• _Problem_:
Make an exact copy of all the data, pictures excluded.

Data listing Start Marker

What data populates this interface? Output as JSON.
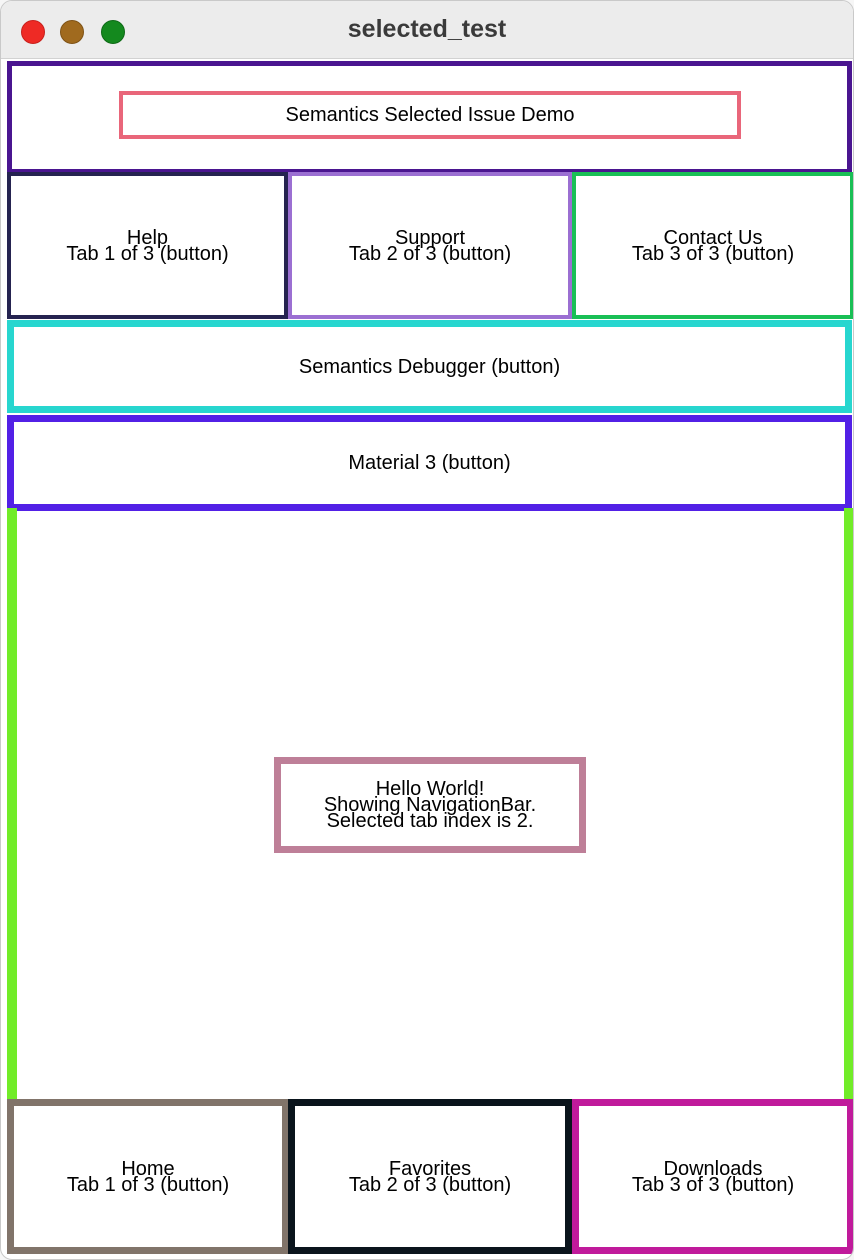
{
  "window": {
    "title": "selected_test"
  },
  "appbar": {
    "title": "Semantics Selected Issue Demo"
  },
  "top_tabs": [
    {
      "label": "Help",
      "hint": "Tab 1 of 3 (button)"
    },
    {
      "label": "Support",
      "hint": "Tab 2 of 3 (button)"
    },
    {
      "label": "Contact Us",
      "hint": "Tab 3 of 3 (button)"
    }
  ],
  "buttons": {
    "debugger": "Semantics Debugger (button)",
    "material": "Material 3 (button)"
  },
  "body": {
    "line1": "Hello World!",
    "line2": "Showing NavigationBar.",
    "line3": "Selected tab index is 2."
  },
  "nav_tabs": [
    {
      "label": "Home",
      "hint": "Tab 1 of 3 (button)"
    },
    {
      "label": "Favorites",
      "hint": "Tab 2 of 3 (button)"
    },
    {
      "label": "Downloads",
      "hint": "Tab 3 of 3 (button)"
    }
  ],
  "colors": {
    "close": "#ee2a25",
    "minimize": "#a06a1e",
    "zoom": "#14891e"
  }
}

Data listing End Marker

• _Exercise response_:
What data populates this interface? Output as JSON.
{
  "window": {
    "title": "selected_test"
  },
  "appbar": {
    "title": "Semantics Selected Issue Demo"
  },
  "top_tabs": [
    {
      "label": "Help",
      "hint": "Tab 1 of 3 (button)"
    },
    {
      "label": "Support",
      "hint": "Tab 2 of 3 (button)"
    },
    {
      "label": "Contact Us",
      "hint": "Tab 3 of 3 (button)"
    }
  ],
  "buttons": {
    "debugger": "Semantics Debugger (button)",
    "material": "Material 3 (button)"
  },
  "body": {
    "line1": "Hello World!",
    "line2": "Showing NavigationBar.",
    "line3": "Selected tab index is 2."
  },
  "nav_tabs": [
    {
      "label": "Home",
      "hint": "Tab 1 of 3 (button)"
    },
    {
      "label": "Favorites",
      "hint": "Tab 2 of 3 (button)"
    },
    {
      "label": "Downloads",
      "hint": "Tab 3 of 3 (button)"
    }
  ],
  "colors": {
    "close": "#ee2a25",
    "minimize": "#a06a1e",
    "zoom": "#14891e"
  }
}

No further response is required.